A legal research team led by Maine Sea Grant, the University of Maine School of Law, and the law firm of Bernstein Shur has identified existing and potential tax tools that can or could be used to benefit working waterfronts and water access in Maine.
Coastal property values reflect "highest and best use" pricing and a high demand for waterside locales, and so coastal properties often have proportionately higher taxes. Stories of long-time landowners becoming priced out of their properties and needing to sell have become all too familiar. Traditional working waterfronts are often the losers in this scenario, especially during times of economic declines and shifting fisheries regulation.
In 2007, Maine’s “current use” programs that reduce tax burdens for property supporting tree growth, farmland, and open space were expanded to cover waterfronts that provide access to or support commercial fishing and aquaculture activities.
The new research revealed a host of other lesser known or potential tax tools that could provide benefits to municipalities and individuals looking to promote coastal access and working waterfronts.
For example, in the same way that working waterfronts were added to Maine's existing current use program, other existing tax policies could be used to benefit coastal access. Income tax incentives, property-related tax tools, and a charitable donation for working waterfronts are all examples of potential new tools.

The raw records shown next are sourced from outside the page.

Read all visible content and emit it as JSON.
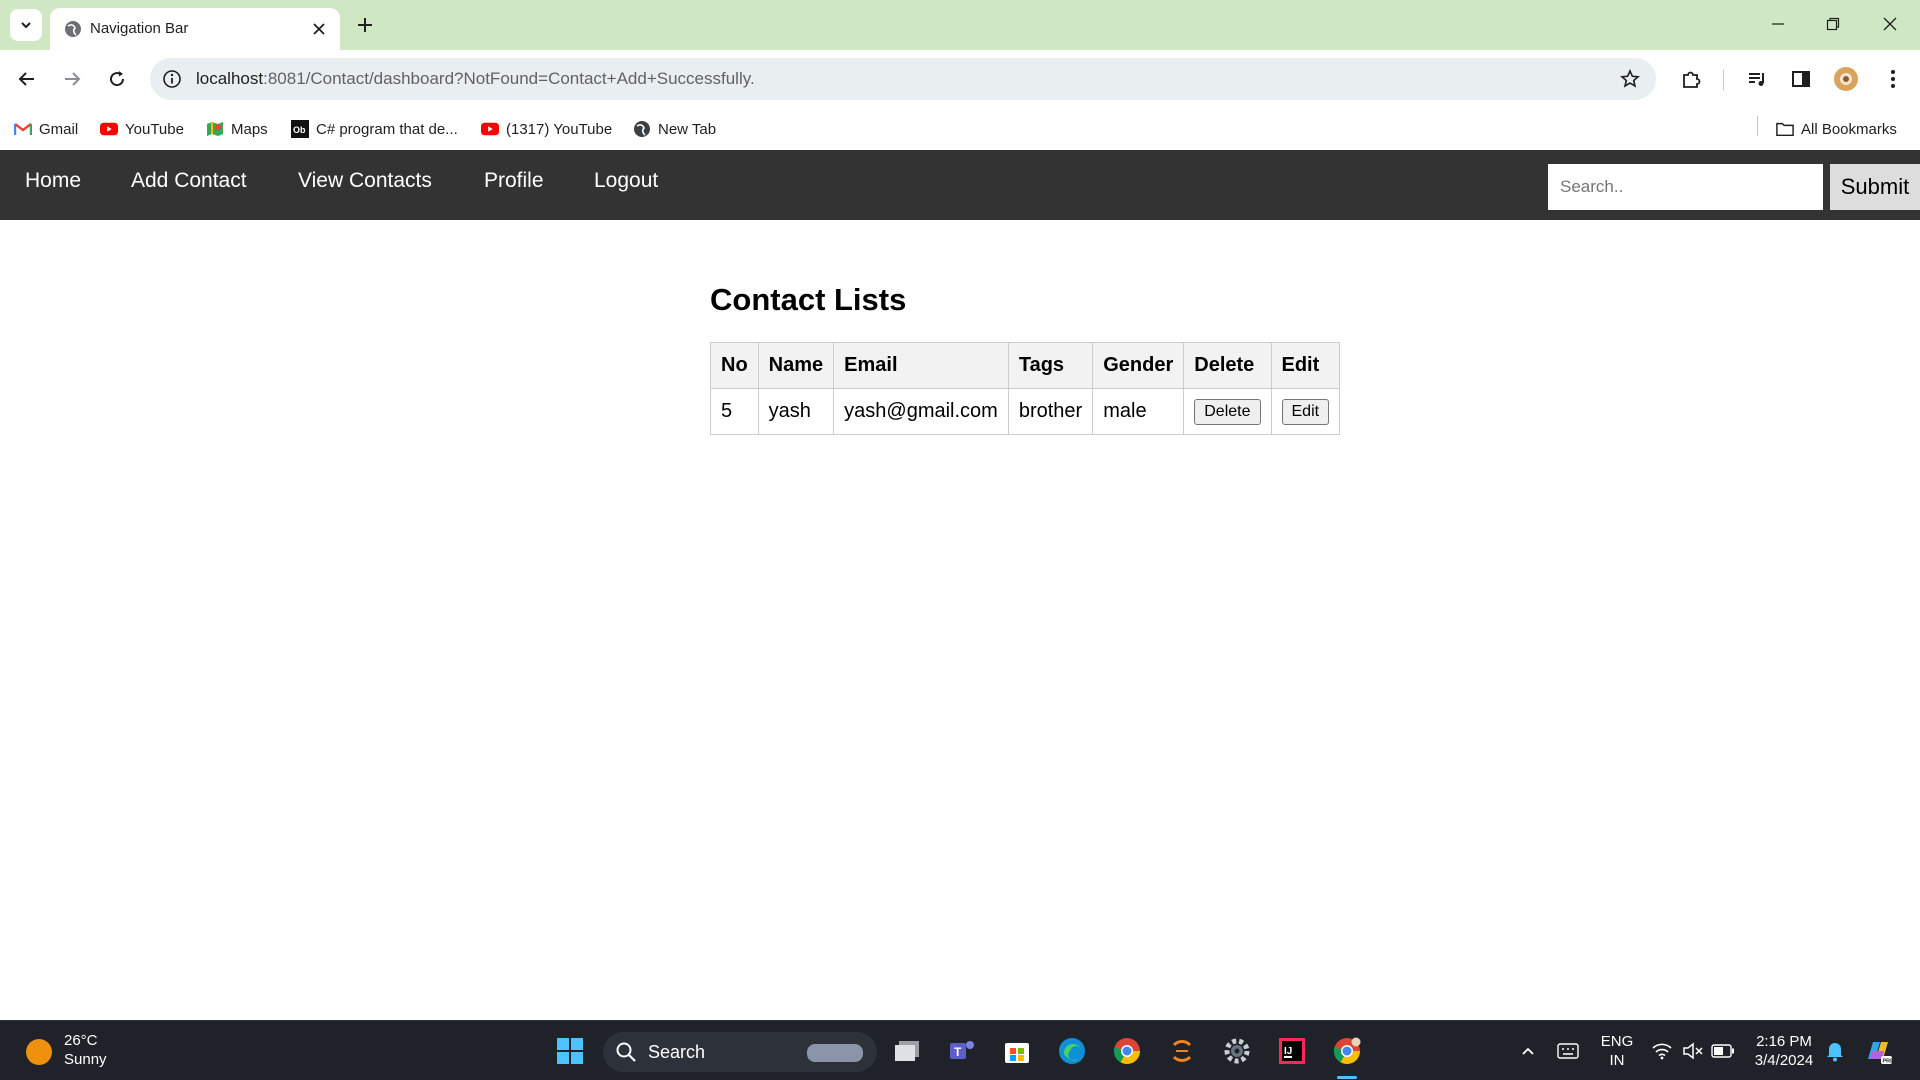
{
  "browser": {
    "tab_title": "Navigation Bar",
    "url_host": "localhost",
    "url_rest": ":8081/Contact/dashboard?NotFound=Contact+Add+Successfully.",
    "bookmarks": [
      {
        "label": "Gmail",
        "icon": "gmail-icon"
      },
      {
        "label": "YouTube",
        "icon": "youtube-icon"
      },
      {
        "label": "Maps",
        "icon": "maps-icon"
      },
      {
        "label": "C# program that de...",
        "icon": "ob-icon"
      },
      {
        "label": "(1317) YouTube",
        "icon": "youtube-icon"
      },
      {
        "label": "New Tab",
        "icon": "globe-icon"
      }
    ],
    "all_bookmarks": "All Bookmarks"
  },
  "nav": {
    "home": "Home",
    "add_contact": "Add Contact",
    "view_contacts": "View Contacts",
    "profile": "Profile",
    "logout": "Logout",
    "search_placeholder": "Search..",
    "submit": "Submit"
  },
  "main": {
    "heading": "Contact Lists",
    "columns": [
      "No",
      "Name",
      "Email",
      "Tags",
      "Gender",
      "Delete",
      "Edit"
    ],
    "rows": [
      {
        "no": "5",
        "name": "yash",
        "email": "yash@gmail.com",
        "tags": "brother",
        "gender": "male",
        "delete_label": "Delete",
        "edit_label": "Edit"
      }
    ]
  },
  "taskbar": {
    "temp": "26°C",
    "weather": "Sunny",
    "search": "Search",
    "lang": "ENG",
    "region": "IN",
    "time": "2:16 PM",
    "date": "3/4/2024"
  },
  "colors": {
    "tabstrip": "#cfe8c3",
    "navbar": "#333333",
    "taskbar": "#1f2329"
  }
}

“We hope Maine towns will use this research on new tax tools to inform decision-making on working waterfront and coastal access policies, to help communities plan their future,” said Kristen Grant, a marine extension associate with Maine Sea Grant and University of Maine Cooperative Extension based at the Wells National Estuarine Research Reserve.
Additional partners in the research include Maine Coastal Program, Island Institute, and Maine Coast Heritage Trust. Details on using tax policy for coastal access can be found in the "Coastal Access Toolkit."